Directions for this task: Reproduce the entire listing below verbatim.

Input for this task:
>>

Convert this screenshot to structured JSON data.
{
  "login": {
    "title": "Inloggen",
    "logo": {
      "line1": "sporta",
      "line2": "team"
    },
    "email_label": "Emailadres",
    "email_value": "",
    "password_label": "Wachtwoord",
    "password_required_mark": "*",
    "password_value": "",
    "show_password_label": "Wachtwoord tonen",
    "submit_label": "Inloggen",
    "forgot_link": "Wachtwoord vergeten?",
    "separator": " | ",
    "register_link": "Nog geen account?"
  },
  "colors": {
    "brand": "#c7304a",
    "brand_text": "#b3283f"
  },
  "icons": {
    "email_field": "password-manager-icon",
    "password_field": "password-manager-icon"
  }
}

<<

Result:
Convert this screenshot to structured JSON data.
{
  "login": {
    "title": "Inloggen",
    "logo": {
      "line1": "sporta",
      "line2": "team"
    },
    "email_label": "Emailadres",
    "email_value": "",
    "password_label": "Wachtwoord",
    "password_required_mark": "*",
    "password_value": "",
    "show_password_label": "Wachtwoord tonen",
    "submit_label": "Inloggen",
    "forgot_link": "Wachtwoord vergeten?",
    "separator": " | ",
    "register_link": "Nog geen account?"
  },
  "colors": {
    "brand": "#c7304a",
    "brand_text": "#b3283f"
  },
  "icons": {
    "email_field": "password-manager-icon",
    "password_field": "password-manager-icon"
  }
}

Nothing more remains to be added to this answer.